REQUIRED WORK: Every line of the material is to be reproduced verbatim.

=======

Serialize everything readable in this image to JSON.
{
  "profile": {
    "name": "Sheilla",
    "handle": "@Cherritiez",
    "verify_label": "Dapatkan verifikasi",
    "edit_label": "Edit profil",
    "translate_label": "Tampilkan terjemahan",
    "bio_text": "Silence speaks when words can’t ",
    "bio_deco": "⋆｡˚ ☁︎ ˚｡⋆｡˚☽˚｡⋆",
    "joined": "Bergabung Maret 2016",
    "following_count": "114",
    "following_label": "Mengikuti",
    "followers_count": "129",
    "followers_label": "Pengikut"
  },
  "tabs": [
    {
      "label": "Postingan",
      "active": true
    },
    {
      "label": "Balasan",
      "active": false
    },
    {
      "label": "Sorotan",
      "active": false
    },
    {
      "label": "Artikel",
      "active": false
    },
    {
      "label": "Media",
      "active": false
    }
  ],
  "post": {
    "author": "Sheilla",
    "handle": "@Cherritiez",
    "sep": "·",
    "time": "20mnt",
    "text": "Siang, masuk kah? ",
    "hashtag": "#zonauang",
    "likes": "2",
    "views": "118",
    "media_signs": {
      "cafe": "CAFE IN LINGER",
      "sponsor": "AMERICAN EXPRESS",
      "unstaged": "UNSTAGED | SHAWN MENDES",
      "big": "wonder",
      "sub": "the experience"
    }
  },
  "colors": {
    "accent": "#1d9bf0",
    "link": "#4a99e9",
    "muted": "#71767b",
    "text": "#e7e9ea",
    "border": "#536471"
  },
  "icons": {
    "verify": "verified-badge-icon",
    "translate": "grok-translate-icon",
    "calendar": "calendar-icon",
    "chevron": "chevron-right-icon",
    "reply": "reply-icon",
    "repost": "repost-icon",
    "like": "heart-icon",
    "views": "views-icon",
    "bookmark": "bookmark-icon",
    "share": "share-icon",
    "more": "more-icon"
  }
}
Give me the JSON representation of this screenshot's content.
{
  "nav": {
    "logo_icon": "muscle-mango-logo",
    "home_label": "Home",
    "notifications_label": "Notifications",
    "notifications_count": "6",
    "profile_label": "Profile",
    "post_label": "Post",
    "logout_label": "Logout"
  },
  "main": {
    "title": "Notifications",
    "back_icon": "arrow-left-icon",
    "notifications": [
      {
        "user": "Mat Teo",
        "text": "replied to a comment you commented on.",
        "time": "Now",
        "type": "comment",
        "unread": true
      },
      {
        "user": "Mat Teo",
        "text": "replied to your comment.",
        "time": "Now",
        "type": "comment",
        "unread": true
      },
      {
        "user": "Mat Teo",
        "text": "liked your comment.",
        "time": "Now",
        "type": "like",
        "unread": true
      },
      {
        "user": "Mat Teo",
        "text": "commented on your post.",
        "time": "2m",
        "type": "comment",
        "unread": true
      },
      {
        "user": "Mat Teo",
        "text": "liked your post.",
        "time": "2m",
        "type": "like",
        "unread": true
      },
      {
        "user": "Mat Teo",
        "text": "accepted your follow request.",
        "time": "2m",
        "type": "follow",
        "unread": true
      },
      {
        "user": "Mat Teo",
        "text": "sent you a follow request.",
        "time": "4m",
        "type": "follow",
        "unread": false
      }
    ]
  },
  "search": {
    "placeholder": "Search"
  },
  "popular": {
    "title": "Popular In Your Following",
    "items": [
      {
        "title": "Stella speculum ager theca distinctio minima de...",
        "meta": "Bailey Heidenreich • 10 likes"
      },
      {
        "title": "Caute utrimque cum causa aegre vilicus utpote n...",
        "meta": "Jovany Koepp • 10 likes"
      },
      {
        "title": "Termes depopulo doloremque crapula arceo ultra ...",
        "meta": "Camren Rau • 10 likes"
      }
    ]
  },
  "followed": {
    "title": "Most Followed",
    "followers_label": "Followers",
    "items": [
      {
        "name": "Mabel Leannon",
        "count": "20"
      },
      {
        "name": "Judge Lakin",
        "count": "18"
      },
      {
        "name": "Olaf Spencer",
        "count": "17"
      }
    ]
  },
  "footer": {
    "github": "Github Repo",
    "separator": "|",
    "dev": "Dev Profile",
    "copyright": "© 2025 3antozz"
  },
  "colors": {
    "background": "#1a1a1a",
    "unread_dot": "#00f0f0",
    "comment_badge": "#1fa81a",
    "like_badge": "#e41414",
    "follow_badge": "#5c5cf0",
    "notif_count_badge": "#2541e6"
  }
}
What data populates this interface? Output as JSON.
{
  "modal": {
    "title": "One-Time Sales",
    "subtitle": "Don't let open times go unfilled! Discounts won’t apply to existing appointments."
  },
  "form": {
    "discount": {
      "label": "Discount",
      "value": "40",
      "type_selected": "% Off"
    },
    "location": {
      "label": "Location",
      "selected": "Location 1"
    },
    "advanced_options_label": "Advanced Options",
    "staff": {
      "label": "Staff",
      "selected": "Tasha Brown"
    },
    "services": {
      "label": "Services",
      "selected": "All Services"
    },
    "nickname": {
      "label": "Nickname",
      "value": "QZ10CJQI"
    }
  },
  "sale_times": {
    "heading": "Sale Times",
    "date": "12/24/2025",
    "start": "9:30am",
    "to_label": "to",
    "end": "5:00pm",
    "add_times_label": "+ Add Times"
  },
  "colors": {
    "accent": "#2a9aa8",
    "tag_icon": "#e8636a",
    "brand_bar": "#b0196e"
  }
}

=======

TASK SOLUTION:
Serialize everything readable in this image to JSON.
{
  "profile": {
    "name": "Sheilla",
    "handle": "@Cherritiez",
    "verify_label": "Dapatkan verifikasi",
    "edit_label": "Edit profil",
    "translate_label": "Tampilkan terjemahan",
    "bio_text": "Silence speaks when words can’t ",
    "bio_deco": "⋆｡˚ ☁︎ ˚｡⋆｡˚☽˚｡⋆",
    "joined": "Bergabung Maret 2016",
    "following_count": "114",
    "following_label": "Mengikuti",
    "followers_count": "129",
    "followers_label": "Pengikut"
  },
  "tabs": [
    {
      "label": "Postingan",
      "active": true
    },
    {
      "label": "Balasan",
      "active": false
    },
    {
      "label": "Sorotan",
      "active": false
    },
    {
      "label": "Artikel",
      "active": false
    },
    {
      "label": "Media",
      "active": false
    }
  ],
  "post": {
    "author": "Sheilla",
    "handle": "@Cherritiez",
    "sep": "·",
    "time": "20mnt",
    "text": "Siang, masuk kah? ",
    "hashtag": "#zonauang",
    "likes": "2",
    "views": "118",
    "media_signs": {
      "cafe": "CAFE IN LINGER",
      "sponsor": "AMERICAN EXPRESS",
      "unstaged": "UNSTAGED | SHAWN MENDES",
      "big": "wonder",
      "sub": "the experience"
    }
  },
  "colors": {
    "accent": "#1d9bf0",
    "link": "#4a99e9",
    "muted": "#71767b",
    "text": "#e7e9ea",
    "border": "#536471"
  },
  "icons": {
    "verify": "verified-badge-icon",
    "translate": "grok-translate-icon",
    "calendar": "calendar-icon",
    "chevron": "chevron-right-icon",
    "reply": "reply-icon",
    "repost": "repost-icon",
    "like": "heart-icon",
    "views": "views-icon",
    "bookmark": "bookmark-icon",
    "share": "share-icon",
    "more": "more-icon"
  }
}
Give me the JSON representation of this screenshot's content.
{
  "nav": {
    "logo_icon": "muscle-mango-logo",
    "home_label": "Home",
    "notifications_label": "Notifications",
    "notifications_count": "6",
    "profile_label": "Profile",
    "post_label": "Post",
    "logout_label": "Logout"
  },
  "main": {
    "title": "Notifications",
    "back_icon": "arrow-left-icon",
    "notifications": [
      {
        "user": "Mat Teo",
        "text": "replied to a comment you commented on.",
        "time": "Now",
        "type": "comment",
        "unread": true
      },
      {
        "user": "Mat Teo",
        "text": "replied to your comment.",
        "time": "Now",
        "type": "comment",
        "unread": true
      },
      {
        "user": "Mat Teo",
        "text": "liked your comment.",
        "time": "Now",
        "type": "like",
        "unread": true
      },
      {
        "user": "Mat Teo",
        "text": "commented on your post.",
        "time": "2m",
        "type": "comment",
        "unread": true
      },
      {
        "user": "Mat Teo",
        "text": "liked your post.",
        "time": "2m",
        "type": "like",
        "unread": true
      },
      {
        "user": "Mat Teo",
        "text": "accepted your follow request.",
        "time": "2m",
        "type": "follow",
        "unread": true
      },
      {
        "user": "Mat Teo",
        "text": "sent you a follow request.",
        "time": "4m",
        "type": "follow",
        "unread": false
      }
    ]
  },
  "search": {
    "placeholder": "Search"
  },
  "popular": {
    "title": "Popular In Your Following",
    "items": [
      {
        "title": "Stella speculum ager theca distinctio minima de...",
        "meta": "Bailey Heidenreich • 10 likes"
      },
      {
        "title": "Caute utrimque cum causa aegre vilicus utpote n...",
        "meta": "Jovany Koepp • 10 likes"
      },
      {
        "title": "Termes depopulo doloremque crapula arceo ultra ...",
        "meta": "Camren Rau • 10 likes"
      }
    ]
  },
  "followed": {
    "title": "Most Followed",
    "followers_label": "Followers",
    "items": [
      {
        "name": "Mabel Leannon",
        "count": "20"
      },
      {
        "name": "Judge Lakin",
        "count": "18"
      },
      {
        "name": "Olaf Spencer",
        "count": "17"
      }
    ]
  },
  "footer": {
    "github": "Github Repo",
    "separator": "|",
    "dev": "Dev Profile",
    "copyright": "© 2025 3antozz"
  },
  "colors": {
    "background": "#1a1a1a",
    "unread_dot": "#00f0f0",
    "comment_badge": "#1fa81a",
    "like_badge": "#e41414",
    "follow_badge": "#5c5cf0",
    "notif_count_badge": "#2541e6"
  }
}
What data populates this interface? Output as JSON.
{
  "modal": {
    "title": "One-Time Sales",
    "subtitle": "Don't let open times go unfilled! Discounts won’t apply to existing appointments."
  },
  "form": {
    "discount": {
      "label": "Discount",
      "value": "40",
      "type_selected": "% Off"
    },
    "location": {
      "label": "Location",
      "selected": "Location 1"
    },
    "advanced_options_label": "Advanced Options",
    "staff": {
      "label": "Staff",
      "selected": "Tasha Brown"
    },
    "services": {
      "label": "Services",
      "selected": "All Services"
    },
    "nickname": {
      "label": "Nickname",
      "value": "QZ10CJQI"
    }
  },
  "sale_times": {
    "heading": "Sale Times",
    "date": "12/24/2025",
    "start": "9:30am",
    "to_label": "to",
    "end": "5:00pm",
    "add_times_label": "+ Add Times"
  },
  "colors": {
    "accent": "#2a9aa8",
    "tag_icon": "#e8636a",
    "brand_bar": "#b0196e"
  }
}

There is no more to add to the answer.